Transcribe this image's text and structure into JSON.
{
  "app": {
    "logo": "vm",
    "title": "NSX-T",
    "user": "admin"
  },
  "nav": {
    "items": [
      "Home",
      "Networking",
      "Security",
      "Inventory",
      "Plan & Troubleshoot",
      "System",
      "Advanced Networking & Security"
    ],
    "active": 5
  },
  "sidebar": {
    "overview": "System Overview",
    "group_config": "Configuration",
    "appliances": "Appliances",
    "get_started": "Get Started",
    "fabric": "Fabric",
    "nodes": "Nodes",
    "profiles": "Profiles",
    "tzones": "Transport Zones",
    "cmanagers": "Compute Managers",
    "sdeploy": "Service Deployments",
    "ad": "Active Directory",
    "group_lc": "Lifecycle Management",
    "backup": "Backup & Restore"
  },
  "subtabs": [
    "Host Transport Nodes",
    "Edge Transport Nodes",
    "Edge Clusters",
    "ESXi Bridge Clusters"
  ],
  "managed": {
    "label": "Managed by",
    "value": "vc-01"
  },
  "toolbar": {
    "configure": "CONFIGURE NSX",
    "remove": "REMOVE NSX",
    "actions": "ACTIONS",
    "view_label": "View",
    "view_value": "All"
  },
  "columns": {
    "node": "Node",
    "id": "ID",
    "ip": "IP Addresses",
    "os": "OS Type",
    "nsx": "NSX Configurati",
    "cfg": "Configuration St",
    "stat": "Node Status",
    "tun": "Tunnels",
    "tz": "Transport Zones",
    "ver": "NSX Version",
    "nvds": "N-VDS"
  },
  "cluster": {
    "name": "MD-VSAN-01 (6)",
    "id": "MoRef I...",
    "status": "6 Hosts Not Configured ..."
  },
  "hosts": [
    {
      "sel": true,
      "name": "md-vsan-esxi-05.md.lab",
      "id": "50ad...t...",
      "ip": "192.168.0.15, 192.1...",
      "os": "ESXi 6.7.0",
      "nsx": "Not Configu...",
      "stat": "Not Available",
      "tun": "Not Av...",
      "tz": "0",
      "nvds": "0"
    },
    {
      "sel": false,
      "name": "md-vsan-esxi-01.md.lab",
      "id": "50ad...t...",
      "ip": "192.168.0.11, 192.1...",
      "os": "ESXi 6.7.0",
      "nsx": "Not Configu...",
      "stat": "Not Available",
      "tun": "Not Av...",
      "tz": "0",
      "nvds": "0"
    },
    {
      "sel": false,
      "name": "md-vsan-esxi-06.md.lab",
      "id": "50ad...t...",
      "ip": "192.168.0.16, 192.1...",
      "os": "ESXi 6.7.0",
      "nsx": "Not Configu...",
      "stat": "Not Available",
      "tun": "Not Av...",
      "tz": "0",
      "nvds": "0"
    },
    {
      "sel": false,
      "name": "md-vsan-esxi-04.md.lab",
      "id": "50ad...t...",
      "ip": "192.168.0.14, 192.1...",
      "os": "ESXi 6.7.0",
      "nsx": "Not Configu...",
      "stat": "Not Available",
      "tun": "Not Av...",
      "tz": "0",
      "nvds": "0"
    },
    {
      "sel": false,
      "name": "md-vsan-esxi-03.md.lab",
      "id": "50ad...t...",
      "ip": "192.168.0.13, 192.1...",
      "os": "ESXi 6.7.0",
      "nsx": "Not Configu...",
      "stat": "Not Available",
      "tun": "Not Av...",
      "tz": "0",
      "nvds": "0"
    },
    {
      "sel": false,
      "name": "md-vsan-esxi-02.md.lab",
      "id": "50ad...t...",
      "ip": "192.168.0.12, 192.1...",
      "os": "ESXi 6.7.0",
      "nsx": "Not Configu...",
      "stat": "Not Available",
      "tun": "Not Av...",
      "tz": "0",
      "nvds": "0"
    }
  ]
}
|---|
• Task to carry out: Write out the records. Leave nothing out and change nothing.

• Written answer:
Transcribe this image's text and structure into JSON.
{
  "app": {
    "logo": "vm",
    "title": "NSX-T",
    "user": "admin"
  },
  "nav": {
    "items": [
      "Home",
      "Networking",
      "Security",
      "Inventory",
      "Plan & Troubleshoot",
      "System",
      "Advanced Networking & Security"
    ],
    "active": 5
  },
  "sidebar": {
    "overview": "System Overview",
    "group_config": "Configuration",
    "appliances": "Appliances",
    "get_started": "Get Started",
    "fabric": "Fabric",
    "nodes": "Nodes",
    "profiles": "Profiles",
    "tzones": "Transport Zones",
    "cmanagers": "Compute Managers",
    "sdeploy": "Service Deployments",
    "ad": "Active Directory",
    "group_lc": "Lifecycle Management",
    "backup": "Backup & Restore"
  },
  "subtabs": [
    "Host Transport Nodes",
    "Edge Transport Nodes",
    "Edge Clusters",
    "ESXi Bridge Clusters"
  ],
  "managed": {
    "label": "Managed by",
    "value": "vc-01"
  },
  "toolbar": {
    "configure": "CONFIGURE NSX",
    "remove": "REMOVE NSX",
    "actions": "ACTIONS",
    "view_label": "View",
    "view_value": "All"
  },
  "columns": {
    "node": "Node",
    "id": "ID",
    "ip": "IP Addresses",
    "os": "OS Type",
    "nsx": "NSX Configurati",
    "cfg": "Configuration St",
    "stat": "Node Status",
    "tun": "Tunnels",
    "tz": "Transport Zones",
    "ver": "NSX Version",
    "nvds": "N-VDS"
  },
  "cluster": {
    "name": "MD-VSAN-01 (6)",
    "id": "MoRef I...",
    "status": "6 Hosts Not Configured ..."
  },
  "hosts": [
    {
      "sel": true,
      "name": "md-vsan-esxi-05.md.lab",
      "id": "50ad...t...",
      "ip": "192.168.0.15, 192.1...",
      "os": "ESXi 6.7.0",
      "nsx": "Not Configu...",
      "stat": "Not Available",
      "tun": "Not Av...",
      "tz": "0",
      "nvds": "0"
    },
    {
      "sel": false,
      "name": "md-vsan-esxi-01.md.lab",
      "id": "50ad...t...",
      "ip": "192.168.0.11, 192.1...",
      "os": "ESXi 6.7.0",
      "nsx": "Not Configu...",
      "stat": "Not Available",
      "tun": "Not Av...",
      "tz": "0",
      "nvds": "0"
    },
    {
      "sel": false,
      "name": "md-vsan-esxi-06.md.lab",
      "id": "50ad...t...",
      "ip": "192.168.0.16, 192.1...",
      "os": "ESXi 6.7.0",
      "nsx": "Not Configu...",
      "stat": "Not Available",
      "tun": "Not Av...",
      "tz": "0",
      "nvds": "0"
    },
    {
      "sel": false,
      "name": "md-vsan-esxi-04.md.lab",
      "id": "50ad...t...",
      "ip": "192.168.0.14, 192.1...",
      "os": "ESXi 6.7.0",
      "nsx": "Not Configu...",
      "stat": "Not Available",
      "tun": "Not Av...",
      "tz": "0",
      "nvds": "0"
    },
    {
      "sel": false,
      "name": "md-vsan-esxi-03.md.lab",
      "id": "50ad...t...",
      "ip": "192.168.0.13, 192.1...",
      "os": "ESXi 6.7.0",
      "nsx": "Not Configu...",
      "stat": "Not Available",
      "tun": "Not Av...",
      "tz": "0",
      "nvds": "0"
    },
    {
      "sel": false,
      "name": "md-vsan-esxi-02.md.lab",
      "id": "50ad...t...",
      "ip": "192.168.0.12, 192.1...",
      "os": "ESXi 6.7.0",
      "nsx": "Not Configu...",
      "stat": "Not Available",
      "tun": "Not Av...",
      "tz": "0",
      "nvds": "0"
    }
  ]
}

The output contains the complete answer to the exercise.